Nearly 160 people arrested at 'super-spreader' party in LA County, sex trafficking victim recovered
© Los Angeles Sheriff's Department

The Los Angeles County Sheriff’s Department announced this week that it broke up a “massive super-spreader” party in Los Angeles County and recovered an alleged minor victim of sex trafficking. 

The department said in a Tuesday statement that it shut down the party in Palmdale, Calif., on Saturday and arrested 158 individuals, including 116 adults and 35 minors, for violating health orders amid the ongoing coronavirus pandemic. 

Law enforcement officials said they rescued a 17-year-old in the operation who was reportedly a victim of human trafficking and connected the minor with victim services.


The sheriff’s department also said that they arrested the “organizing network” of the large party and confiscated six firearms. The event was held at a vacant house. 

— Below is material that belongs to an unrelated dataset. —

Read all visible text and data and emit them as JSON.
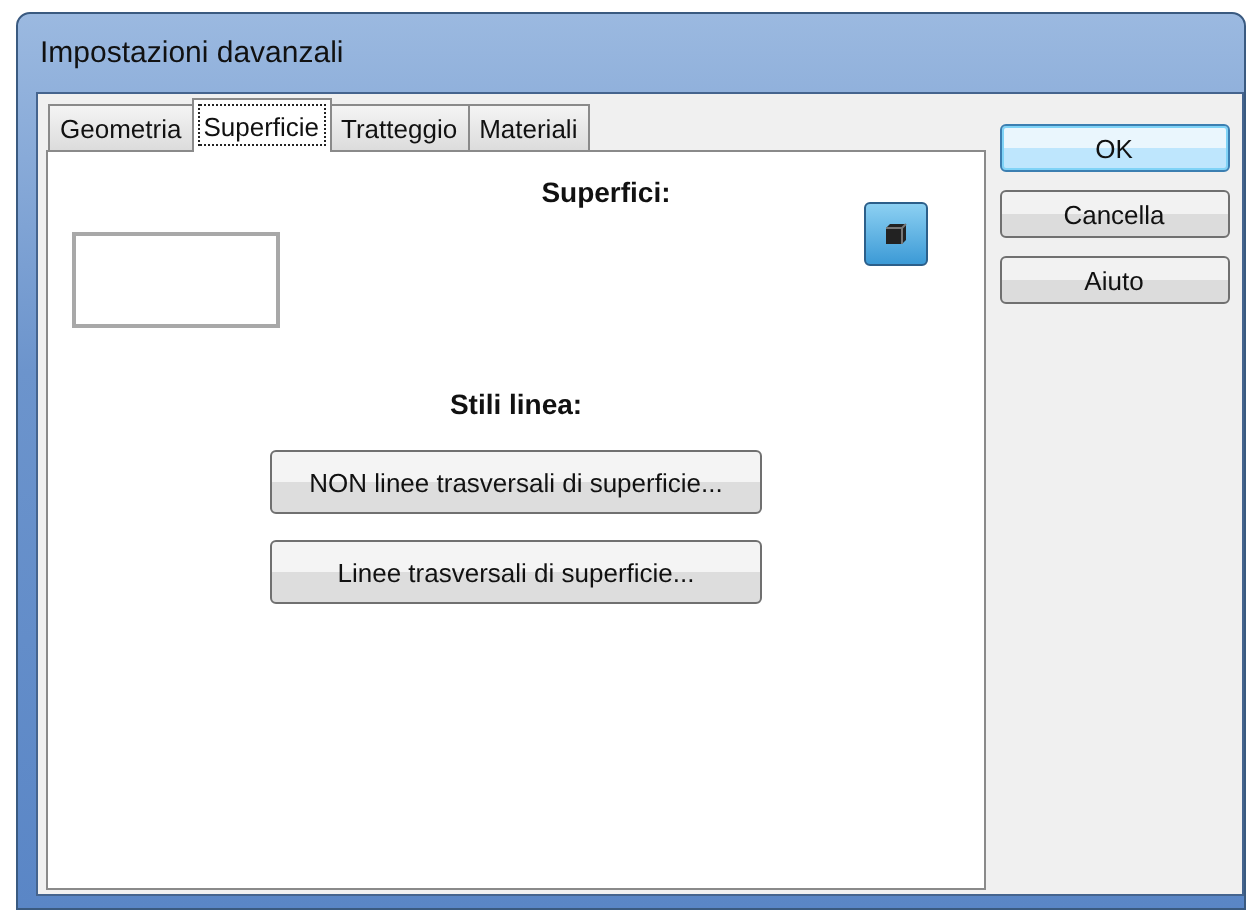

Los Angeles County Sheriff Alex Villanueva called the event “a flagrant violation” of Gov. Gavin NewsomGavin Newsom70 percent of Californians over 12 have received one shot of coronavirus vaccine California debates extending eviction moratorium to pay off all past-due rent from pandemic 'Aggressive individual' arrested after interaction with Newsom MORE’s health orders banning large gatherings, mandating face coverings and more. 

But Villanueva in a Tuesday press conference also called on local and state elected officials to allow law enforcement officers to focus on large, potentially super-spreader events during the pandemic as opposed to restaurants and businesses that violate health orders.

"We don't have unlimited resources," Villanueva told reporters Tuesday. "This is something that is worth spending our resources to clamp down on because these super-spreader events. If we get rid of them, we're going to improve our ability to fight the pandemic on a whole scale."

He added that at least a half a dozen of these kinds of events are occurring on a “weekly basis” in Los Angeles County.

Los Angeles County and others areas of California entered a stay-at-home order on Sunday in an effort to reduce COVID-19 hospitalizations in the state. The orders went into effect after intensive care unit capacity dropped below 15 percent in Southern California and other parts of the state.